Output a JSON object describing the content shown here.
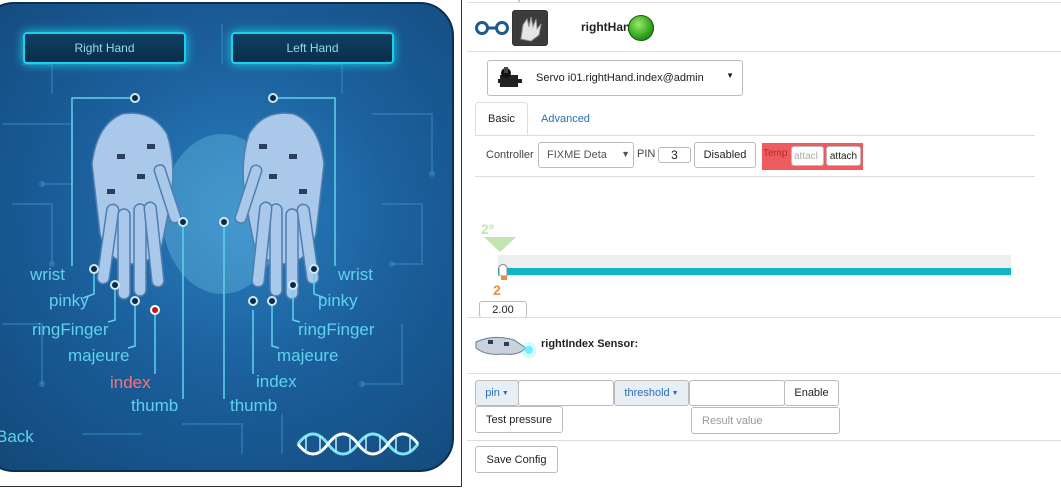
{
  "hand_panel": {
    "right_hand_btn": "Right Hand",
    "left_hand_btn": "Left Hand",
    "right_labels": [
      "wrist",
      "pinky",
      "ringFinger",
      "majeure",
      "index",
      "thumb"
    ],
    "left_labels": [
      "wrist",
      "pinky",
      "ringFinger",
      "majeure",
      "index",
      "thumb"
    ],
    "selected_finger": "index",
    "back_label": "Back"
  },
  "header": {
    "title": "rightHand is:",
    "status_color": "#2fa21c",
    "link_icon": "link-icon",
    "hand_icon": "hand-thumbnail-icon"
  },
  "servo_select": {
    "value": "Servo  i01.rightHand.index@admin"
  },
  "tabs": [
    "Basic",
    "Advanced"
  ],
  "controls": {
    "controller_label": "Controller",
    "controller_value": "FIXME Deta",
    "pin_label": "PIN",
    "pin_value": "3",
    "disabled_btn": "Disabled",
    "temp_label": "Temp",
    "attach_placeholder": "attacl",
    "attach_btn": "attach"
  },
  "slider": {
    "degree_marker": "2º",
    "value_label": "2",
    "input_value": "2.00",
    "position_fraction": 0.0,
    "accent": "#14b5c3"
  },
  "sensor": {
    "title": "rightIndex Sensor:",
    "pin_dropdown": "pin",
    "threshold_dropdown": "threshold",
    "enable_btn": "Enable",
    "test_btn": "Test pressure",
    "result_placeholder": "Result value"
  },
  "footer": {
    "save_btn": "Save Config"
  }
}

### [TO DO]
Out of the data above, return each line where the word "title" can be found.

### [TASK OUTPUT]
    "title": "rightHand is:",
    "title": "rightIndex Sensor:",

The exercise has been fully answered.